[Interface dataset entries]

----

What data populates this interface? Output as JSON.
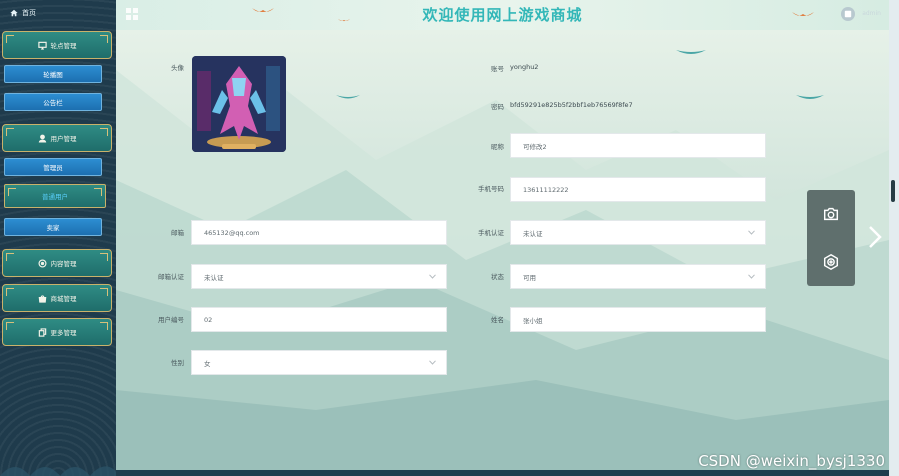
{
  "app": {
    "title": "欢迎使用网上游戏商城"
  },
  "sidebar": {
    "home_label": "首页",
    "groups": [
      {
        "label": "轮点管理",
        "icon": "monitor-icon"
      },
      {
        "label": "用户管理",
        "icon": "user-icon"
      },
      {
        "label": "内容管理",
        "icon": "circle-dot-icon"
      },
      {
        "label": "商城管理",
        "icon": "bag-icon"
      },
      {
        "label": "更多管理",
        "icon": "copy-icon"
      }
    ],
    "subs": [
      {
        "label": "轮播图"
      },
      {
        "label": "公告栏"
      },
      {
        "label": "管理员"
      },
      {
        "label": "普通用户",
        "active": true
      },
      {
        "label": "卖家"
      }
    ]
  },
  "header": {
    "user": "admin"
  },
  "form": {
    "avatar_label": "头像",
    "account_label": "账号",
    "account_value": "yonghu2",
    "password_label": "密码",
    "password_value": "bfd59291e825b5f2bbf1eb76569f8fe7",
    "nickname_label": "昵称",
    "nickname_value": "可修改2",
    "phone_label": "手机号码",
    "phone_value": "13611112222",
    "email_label": "邮箱",
    "email_value": "465132@qq.com",
    "phone_verify_label": "手机认证",
    "phone_verify_value": "未认证",
    "email_verify_label": "邮箱认证",
    "email_verify_value": "未认证",
    "status_label": "状态",
    "status_value": "可用",
    "user_no_label": "用户编号",
    "user_no_value": "02",
    "name_label": "姓名",
    "name_value": "张小姐",
    "gender_label": "性别",
    "gender_value": "女"
  },
  "watermark": "CSDN @weixin_bysj1330",
  "colors": {
    "title": "#33b7b8",
    "menu_group": "#2f8c84",
    "menu_sub": "#2d8ed2",
    "gold_border": "#c9b26a"
  }
}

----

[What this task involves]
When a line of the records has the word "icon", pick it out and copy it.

[Result of the exercise]
        "icon": "monitor-icon"
        "icon": "user-icon"
        "icon": "circle-dot-icon"
        "icon": "bag-icon"
        "icon": "copy-icon"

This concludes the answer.